Guardians of the Galaxy Vol. 2 (2017)

Much like a classic mix tape, “Vol. 2” of “Guardians of the Galaxy” is a movie that’s similar in theme to its predecessor but feels fresh and original. Director James Gunn delivered a truly remarkable adaptation in 2014, and now he offers up a sequel that’s just as good, with a hefty narrative that thankfully has so much going on, but never loses sight of its central themes of family, love, and how music is the soundtrack of our lives. With “Guardians” the group of Starlord, Gamorra, Groot, Rocket, and Drax are back committing to a difficult job for a race of aliens called the Sovereign. They’re tasked with killing a vicious monster called the Abilisk and protecting priceless batteries. In exchange, they give Gamorra her sister Nebula back, who has been held prisoner.

After Gamorra vows to bring her to prison for her crimes, Rocket runs afoul the race, stealing from the very batteries they were protecting. When the Sovereign race fails to capture them, leader Ayesha hires Yondu, who is now an exiled bounty hunter who is kicked out of the Ravagers for Child trafficking. He is sent to capture Peter Quill and his team for their crimes. When they’re stranded on a distant plan after crashing while fleeing the Sovereign, Peter and Rocket begin to feud about control over the team. Meanwhile, Peter is confronted by a mysterious man named Ego, who claims to be his long lost father. Despite the inherently impossible to adapt ideas of the more science fiction oriented concepts of the Marvel Universe, director James Gunn is able to bring them to the screen with immense originality.

You’d think realizing Ego the Living Planet would be an odd turn of events, but Gunn makes it work grounding it in as much logic as possible, while Kurt Russell’s stellar supporting turn makes the character enigmatic but entertaining.
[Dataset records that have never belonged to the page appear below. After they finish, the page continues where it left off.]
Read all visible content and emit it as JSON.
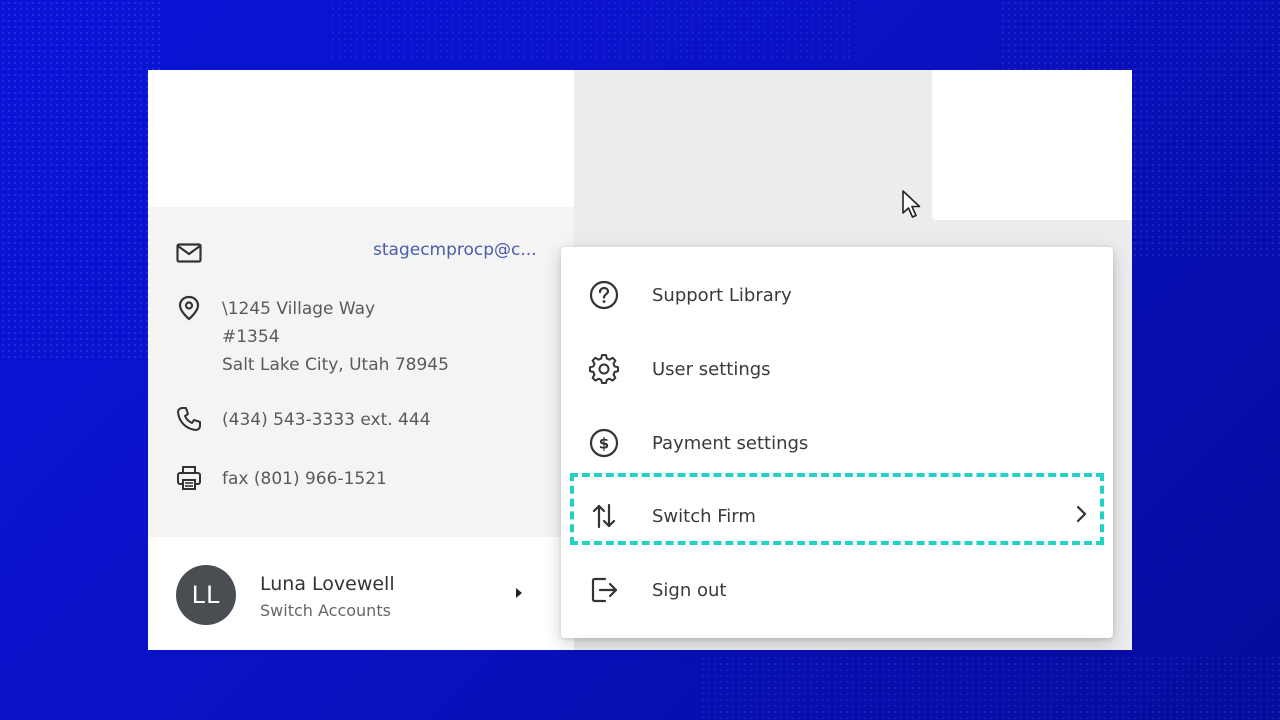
{
  "contact": {
    "email": "stagecmprocp@c...",
    "address_line1": "\\1245 Village Way",
    "address_line2": "#1354",
    "address_line3": "Salt Lake City, Utah 78945",
    "phone": "(434) 543-3333 ext. 444",
    "fax": "fax (801) 966-1521"
  },
  "account": {
    "initials": "LL",
    "name": "Luna Lovewell",
    "sub": "Switch Accounts"
  },
  "menu": {
    "items": [
      {
        "label": "Support Library",
        "icon": "help-circle-icon"
      },
      {
        "label": "User settings",
        "icon": "gear-icon"
      },
      {
        "label": "Payment settings",
        "icon": "dollar-circle-icon"
      },
      {
        "label": "Switch Firm",
        "icon": "swap-vertical-icon",
        "has_submenu": true,
        "highlighted": true
      },
      {
        "label": "Sign out",
        "icon": "sign-out-icon"
      }
    ]
  },
  "colors": {
    "background": "#0a14d8",
    "highlight": "#22d3c5",
    "email_link": "#4a5da8",
    "avatar": "#4a4d52"
  }
}
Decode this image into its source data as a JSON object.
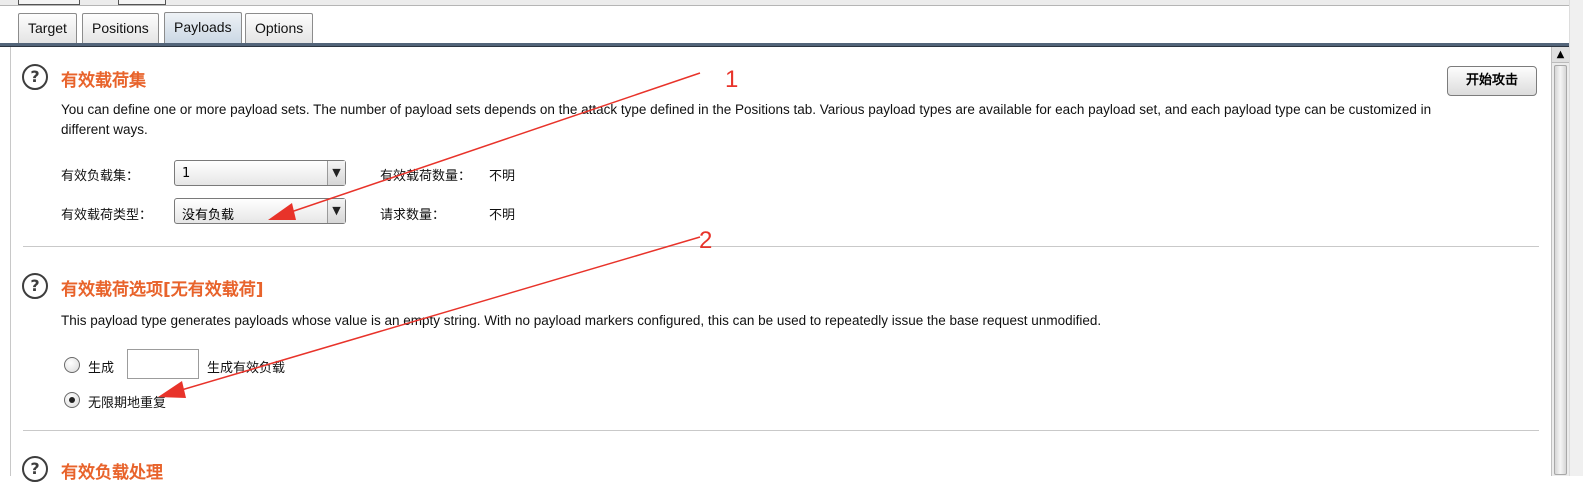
{
  "tabs": [
    "Target",
    "Positions",
    "Payloads",
    "Options"
  ],
  "active_tab": "Payloads",
  "start_attack_button": "开始攻击",
  "help_glyph": "?",
  "section1": {
    "title": "有效载荷集",
    "description": "You can define one or more payload sets. The number of payload sets depends on the attack type defined in the Positions tab. Various payload types are available for each payload set, and each payload type can be customized in different ways.",
    "payload_set_label": "有效负载集：",
    "payload_set_value": "1",
    "payload_count_label": "有效载荷数量：",
    "payload_count_value": "不明",
    "payload_type_label": "有效载荷类型：",
    "payload_type_value": "没有负载",
    "request_count_label": "请求数量：",
    "request_count_value": "不明"
  },
  "section2": {
    "title": "有效载荷选项[无有效载荷]",
    "description": "This payload type generates payloads whose value is an empty string. With no payload markers configured, this can be used to repeatedly issue the base request unmodified.",
    "generate_label": "生成",
    "generate_value": "",
    "generate_suffix": "生成有效负载",
    "repeat_label": "无限期地重复",
    "selected_option": "repeat"
  },
  "section3": {
    "title": "有效负载处理"
  },
  "annotations": {
    "label_1": "1",
    "label_2": "2",
    "color": "#e8332a"
  },
  "icons": {
    "dropdown": "chevron-down-icon",
    "scroll_up": "scroll-up-arrow-icon"
  }
}
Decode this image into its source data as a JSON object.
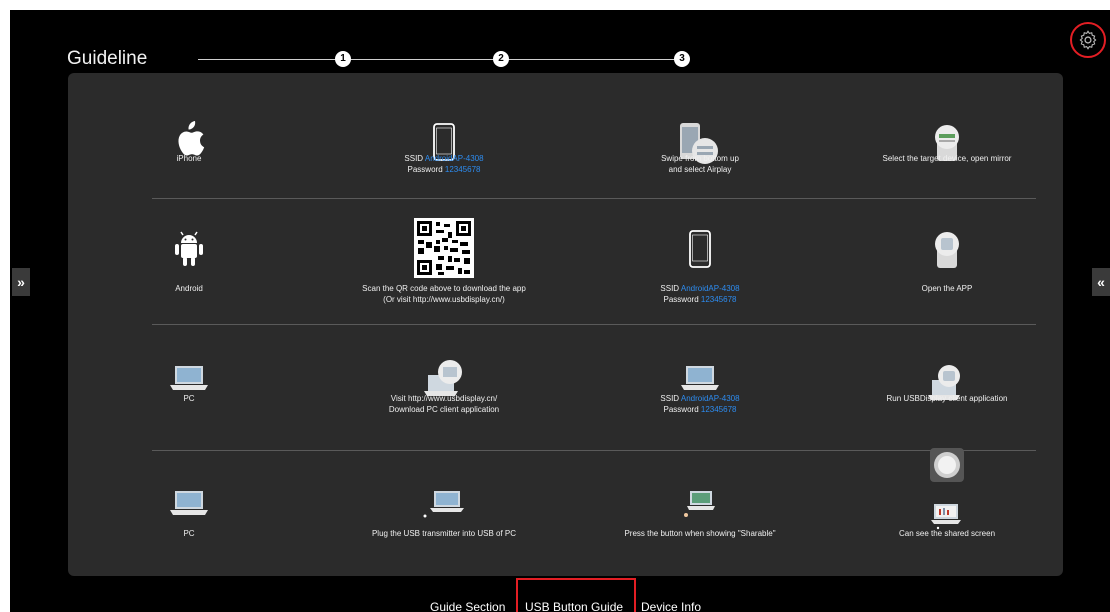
{
  "header": {
    "title": "Guideline",
    "steps": [
      "1",
      "2",
      "3"
    ]
  },
  "rows": [
    {
      "cells": [
        {
          "icon": "apple-icon",
          "lines": [
            {
              "text": "iPhone"
            }
          ]
        },
        {
          "icon": "phone-icon",
          "lines": [
            {
              "label": "SSID",
              "value": "AndroidAP-4308"
            },
            {
              "label": "Password",
              "value": "12345678"
            }
          ]
        },
        {
          "icon": "phone-swipe-icon",
          "lines": [
            {
              "text": "Swipe from bottom up"
            },
            {
              "text": "and select Airplay"
            }
          ]
        },
        {
          "icon": "mirror-device-icon",
          "lines": [
            {
              "text": "Select the target device, open mirror"
            }
          ]
        }
      ]
    },
    {
      "cells": [
        {
          "icon": "android-icon",
          "lines": [
            {
              "text": "Android"
            }
          ]
        },
        {
          "icon": "qr-code-icon",
          "lines": [
            {
              "text": "Scan the QR code above to download the app"
            },
            {
              "text": "(Or visit http://www.usbdisplay.cn/)"
            }
          ]
        },
        {
          "icon": "phone-icon",
          "lines": [
            {
              "label": "SSID",
              "value": "AndroidAP-4308"
            },
            {
              "label": "Password",
              "value": "12345678"
            }
          ]
        },
        {
          "icon": "open-app-icon",
          "lines": [
            {
              "text": "Open the APP"
            }
          ]
        }
      ]
    },
    {
      "cells": [
        {
          "icon": "laptop-icon",
          "lines": [
            {
              "text": "PC"
            }
          ]
        },
        {
          "icon": "laptop-download-icon",
          "lines": [
            {
              "text": "Visit http://www.usbdisplay.cn/"
            },
            {
              "text": "Download PC client application"
            }
          ]
        },
        {
          "icon": "laptop-icon",
          "lines": [
            {
              "label": "SSID",
              "value": "AndroidAP-4308"
            },
            {
              "label": "Password",
              "value": "12345678"
            }
          ]
        },
        {
          "icon": "laptop-client-icon",
          "lines": [
            {
              "text": "Run USBDisplay client application"
            }
          ]
        }
      ]
    },
    {
      "cells": [
        {
          "icon": "laptop-icon",
          "lines": [
            {
              "text": "PC"
            }
          ]
        },
        {
          "icon": "laptop-usb-icon",
          "lines": [
            {
              "text": "Plug the USB transmitter into USB of PC"
            }
          ]
        },
        {
          "icon": "laptop-button-icon",
          "lines": [
            {
              "text": "Press the button when showing \"Sharable\""
            }
          ]
        },
        {
          "icon": "laptop-share-icon",
          "lines": [
            {
              "text": "Can see the shared screen"
            }
          ]
        }
      ]
    }
  ],
  "side": {
    "left": "»",
    "right": "«"
  },
  "tabs": [
    {
      "label": "Guide Section"
    },
    {
      "label": "USB Button Guide"
    },
    {
      "label": "Device Info"
    }
  ],
  "colors": {
    "accent_blue": "#2d8cf0",
    "highlight_red": "#e31e24",
    "panel": "#2b2b2b"
  }
}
Gunn is also always true to his comedic sensibilities, unfolding an epic and action packed science fiction adventure that becomes a personal journey for the entire team. He even places greater focus on Nebula, who becomes a unique anti-hero, and manages to introduce a few new dynamic characters including Ego, played brilliantly by Kurt Russell, and Mantis. Pom Klementieff is an absolute scene stealer as the bug like heroine who has the ability to read emotions and is learning the concept as she follows the Guardians in their battles. “Vol. 2” is a sequel but never feels like the first film ended too long ago.

Director James Gunn never loses a beat, jumping right back in to the universe all over again as if we never left them, and allowing the excellent seventies soundtrack to emphasize the unique emotions and conflicts. Where Peter Quill endured building a weird but loyal family in the first film, here, he’s faced with the idea of the father figure and what they mean to his life. The meeting with Ego reveals a lot about what he’s capable of, and what powers he might yield. Most interesting though, is the concept of what is a father, which constantly keeps Peter Quill splitting loyalties between Ego, the one who helped conceive him, and Yondu, the one who raised him. Gunn also allows a spot light for the more minor characters from the first film, giving Nebula a richer complexity behind her hatred for Gamorra.

All the while Michael Rooker has a chance to charm once again as the anti-hero Yondu, who is forced to pay for his crimes, and endures a rough journey of redemption alongside unlikely allies Groot and Rocket. While “Guardians Vol. 2” is true to its roots as an action packed science fiction film with rich themes about family, Gunn also never loses sight of what makes the Guardians so entertaining. Through it all, they’re still a group of mismatched thieves and bounty hunters with an unspoken bond and love demonstrated through actions and not words. “Guardians of the Galaxy Vol. 2” is a stellar sequel filled with surprises, laughs, and an incredible soundtrack. It’s the exact kind of follow up I was hoping for, as it expands the Marvel universe, while keeping its narrative about family simple and down to Earth.